Never before in our country's history has a president entered office with our country involved in two wars and a near collapse of our financial system and problems related to it, such as collapse of the housing industry and unemployment, and then been opposed in his efforts to right the ship by a solid wall determined to defeat him and his agenda at any cost, even our country's well-being. One may criticize and offer support at the same time.
If we're all paying, let's get healthy
For many people, the health care legislation will be a very good thing. I have my own pre-existing condition - three kidney transplants - and the only way I could get insurance was if I was employed at a very large company. However, if we are all to chip in for the new health care, some things need to change. As a former cashier at Wal-Mart, I have cringed every time a person uses their Electronic Benefit Transfer card, formerly known as food stamps, particularly when items such as ice cream, cookies, fudge, candy, cupcakes, pies, brownies, Cokes, etc., are purchased.

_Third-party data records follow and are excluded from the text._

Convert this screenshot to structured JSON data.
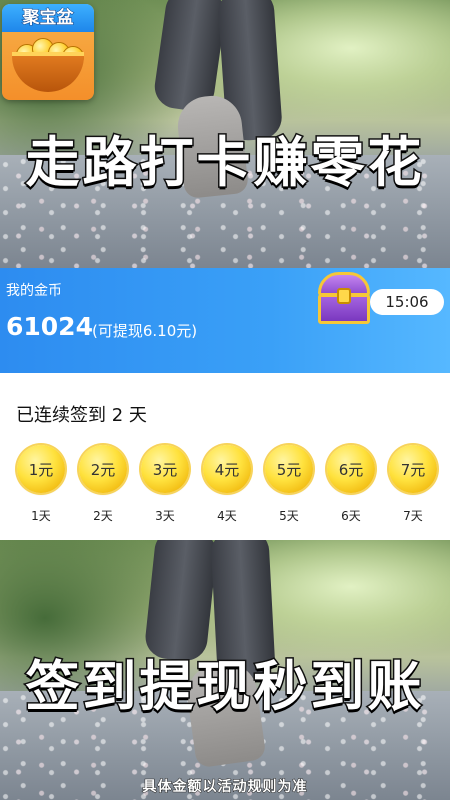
{
  "logo": {
    "title": "聚宝盆",
    "icon": "treasure-bowl-icon"
  },
  "banner_top": {
    "slogan": "走路打卡赚零花"
  },
  "coins": {
    "label": "我的金币",
    "value": "61024",
    "withdrawable": "(可提现6.10元)",
    "chest_icon": "treasure-chest-icon",
    "timer": "15:06",
    "accent": "#2d8cf0"
  },
  "signin": {
    "title": "已连续签到 2 天",
    "days": [
      {
        "reward": "1元",
        "day": "1天"
      },
      {
        "reward": "2元",
        "day": "2天"
      },
      {
        "reward": "3元",
        "day": "3天"
      },
      {
        "reward": "4元",
        "day": "4天"
      },
      {
        "reward": "5元",
        "day": "5天"
      },
      {
        "reward": "6元",
        "day": "6天"
      },
      {
        "reward": "7元",
        "day": "7天"
      }
    ]
  },
  "banner_bottom": {
    "slogan": "签到提现秒到账",
    "disclaimer": "具体金额以活动规则为准"
  }
}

These kinds of eating habits are ludicrous when considering I am now responsible for your health care. I believe it was the intention to insure that those who truly needed the benefit of EBT when times are tough would use it for nourishing, healthy sustenance. In the interest of keeping one another healthy, EBT reform must begin immediately.
Animal cruelty hardly overstated

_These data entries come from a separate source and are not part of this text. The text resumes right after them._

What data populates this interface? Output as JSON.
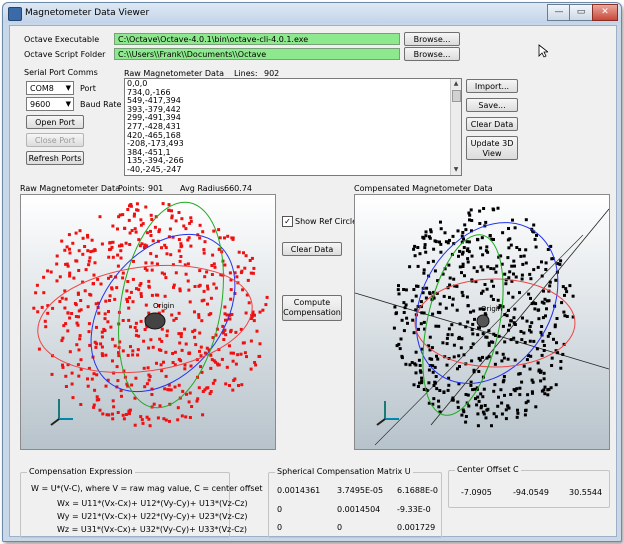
{
  "window": {
    "title": "Magnetometer Data Viewer",
    "min": "—",
    "max": "▭",
    "close": "✕"
  },
  "paths": {
    "octave_exe_label": "Octave Executable",
    "octave_exe_value": "C:\\Octave\\Octave-4.0.1\\bin\\octave-cli-4.0.1.exe",
    "script_folder_label": "Octave Script Folder",
    "script_folder_value": "C:\\\\Users\\\\Frank\\\\Documents\\\\Octave",
    "browse_label": "Browse..."
  },
  "serial": {
    "group_label": "Serial Port Comms",
    "port_value": "COM8",
    "port_label": "Port",
    "baud_value": "9600",
    "baud_label": "Baud Rate",
    "open_label": "Open Port",
    "close_label": "Close Port",
    "refresh_label": "Refresh Ports"
  },
  "raw_data": {
    "label": "Raw Magnetometer Data",
    "lines_label": "Lines:",
    "lines_value": "902",
    "rows": [
      "0,0,0",
      "734,0,-166",
      "549,-417,394",
      "393,-379,442",
      "299,-491,394",
      "277,-428,431",
      "420,-465,168",
      "-208,-173,493",
      "384,-451,1",
      "135,-394,-266",
      "-40,-245,-247",
      "-124,37,-202"
    ]
  },
  "right_buttons": {
    "import": "Import...",
    "save": "Save...",
    "clear": "Clear Data",
    "update3d": "Update 3D View"
  },
  "raw_view": {
    "label": "Raw Magnetometer Data",
    "points_label": "Points:",
    "points_value": "901",
    "radius_label": "Avg Radius:",
    "radius_value": "660.74",
    "origin": "Origin",
    "point_color": "#ee1111"
  },
  "middle": {
    "show_ref_label": "Show Ref Circles",
    "show_ref_checked": true,
    "clear_label": "Clear Data",
    "compute_label": "Compute Compensation"
  },
  "comp_view": {
    "label": "Compensated Magnetometer Data",
    "origin": "Origin",
    "point_color": "#000000"
  },
  "comp_expr": {
    "label": "Compensation Expression",
    "line0": "W = U*(V-C), where V = raw mag value, C = center offset",
    "line1": "Wx = U11*(Vx-Cx)+ U12*(Vy-Cy)+ U13*(Vz-Cz)",
    "line2": "Wy = U21*(Vx-Cx)+ U22*(Vy-Cy)+ U23*(Vz-Cz)",
    "line3": "Wz = U31*(Vx-Cx)+ U32*(Vy-Cy)+ U33*(Vz-Cz)"
  },
  "matrix": {
    "label": "Spherical Compensation Matrix U",
    "r0": [
      "0.0014361",
      "3.7495E-05",
      "6.1688E-0"
    ],
    "r1": [
      "0",
      "0.0014504",
      "-9.33E-0"
    ],
    "r2": [
      "0",
      "0",
      "0.001729"
    ]
  },
  "center": {
    "label": "Center Offset C",
    "cx": "-7.0905",
    "cy": "-94.0549",
    "cz": "30.5544"
  }
}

Re "Courts wage battle on animal cruelty," March 25 article:
Wayne Brennessel, executive director of the Humane Society for the Prevention of Cruelty to Animals in Columbia, is a quoted as saying "animal cruelty is a major problem but not at the level people think." How's that for an oxymoron?
Look at the pictures, read the stories of the individual animals. If only we could/would ask the animals being neglected or lit on fire how they felt about the level of animal cruelty.